Lunch For Million: Why Do Businessmen Spend a Fortune For a Meeting With Warren Buffett?
On 3rd June, the founder of Tron Justin Sun announced he had won Buffett's online charity auction. He donated $4 567 888 for lunch with "a titan of investment." In an open letter to the community, which is posted on Medium, Sun explains what he expects from this meeting. To cut a long story short, he "looks at the upcoming lunch with Buffett as an opportunity to seek mutual understanding and growth" — CEO Tron hopes he will be able to convince the investor that blockchain and cryptocurrencies worth his attention. Seven leaders of the blockchain industry will join Sun and Buffett and they will have lunch all together.
Here is Justin Sun's recent tweet about the upcoming lunch:
"Oracle from Omaha" — who is he and what does he think about bitcoin?
Warren Buffet is one of the world's most successful investors. He runs an investment fund Berkshire Hathaway, which owns more than 60 companies, including Geico, Duracell and Dairy Queen. Buffett's fund is considered one of the biggest companies in the S&P 500 index, which puts it among with Apple, Alphabet and Amazon.

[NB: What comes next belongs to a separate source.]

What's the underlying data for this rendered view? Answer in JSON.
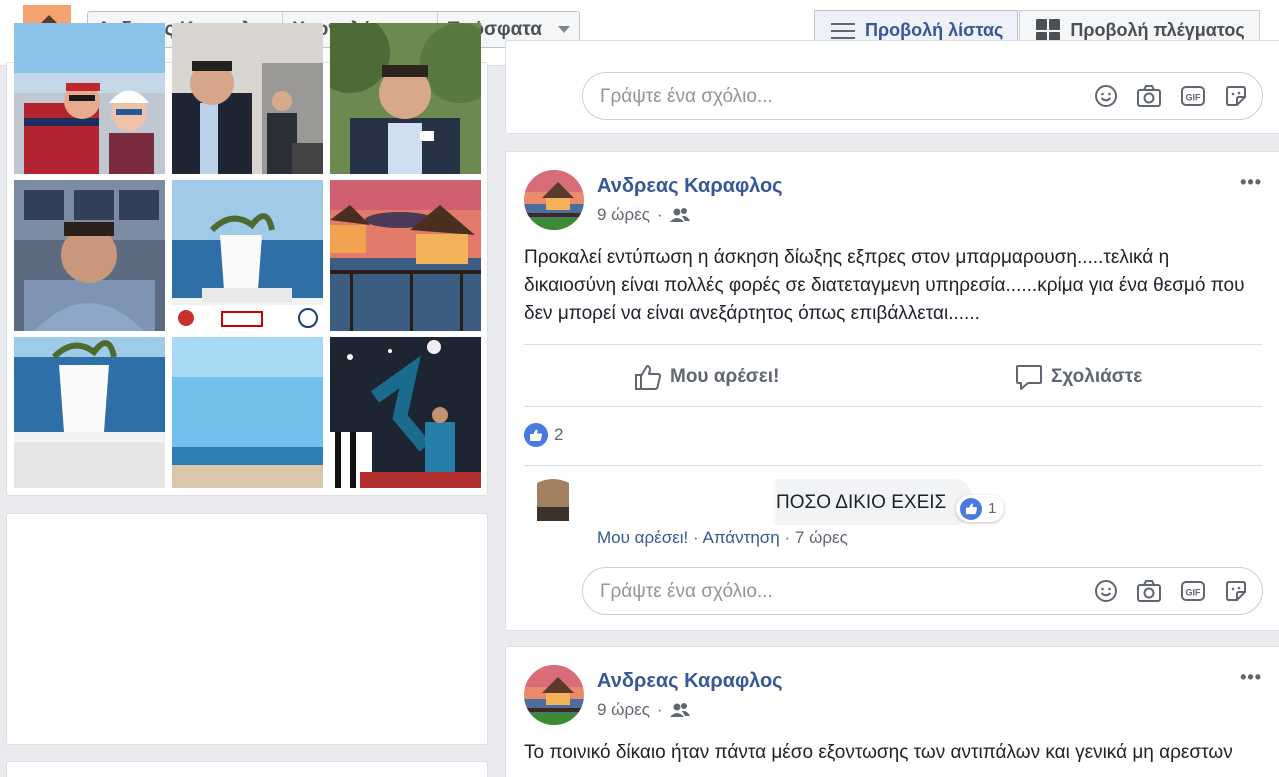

Today Warren Buffett has a wealth of approximately 85 billion dollars. He is known as the "Oracle of Omaha" for his incredible flair for profitable investments. Omaha is a city in the state of Nebraska where Buffett was born.
According to the "king of investments," there is no unique value in cryptocurrencies and bitcoin is "probably rat poison squared." Anyway, in an interview with CNBC, he called the bitcoin's underlying technology blockchain "important."
Is Buffett's auction a golden ticket?
From 2000 to the present day, Warren Buffett has been holding a charity auction. The winner gets an opportunity to eat out with him. The exact time and place of a future meeting with Justin Sun are not determined yet, but lunch usually takes place at the Smith & Wollensky steakhouse in New York. The only restriction is that the winner can not ask the "king of investments" for financial advice. The auction raises money for San Francisco-based charity Glide, which provides meals, shelter and other services for the area's poor.
Many people are dreaming of Warren Buffett to share an investment idea with them: Buffett knows how to handle money. To find out financial advice from the "oracle from Omaha," people often use various tricks and sycophancy, but Buffett ignores them. And yet, those who are lucky enough to see the great investor, feel extremely enthusiastic about this meeting. In 2008, Time magazine published a column by Guy Spair, a Zurich-based investor and CEO of Aquamarine Capital Management. He told in his column what it felt like to talk with the financial guru. Spair admitted that Buffett was very attentive, courteous and friendly and made plenty of interesting points, so spending $650,100 for this lunch "was a total bargain." Ted Weschler won the auction twice and during the second lunch he received an offer from Buffett to become one of the Berkshire's investment managers. What is interesting, he accepted it, despite the fact he succeeded in managing his own fund Peninsula. In total, the two meetings cost Weschler more than $ 5 million, but it seems that they paid off in the end.
Here are some statistics about when and who won the Buffett's charity auctions since 2000: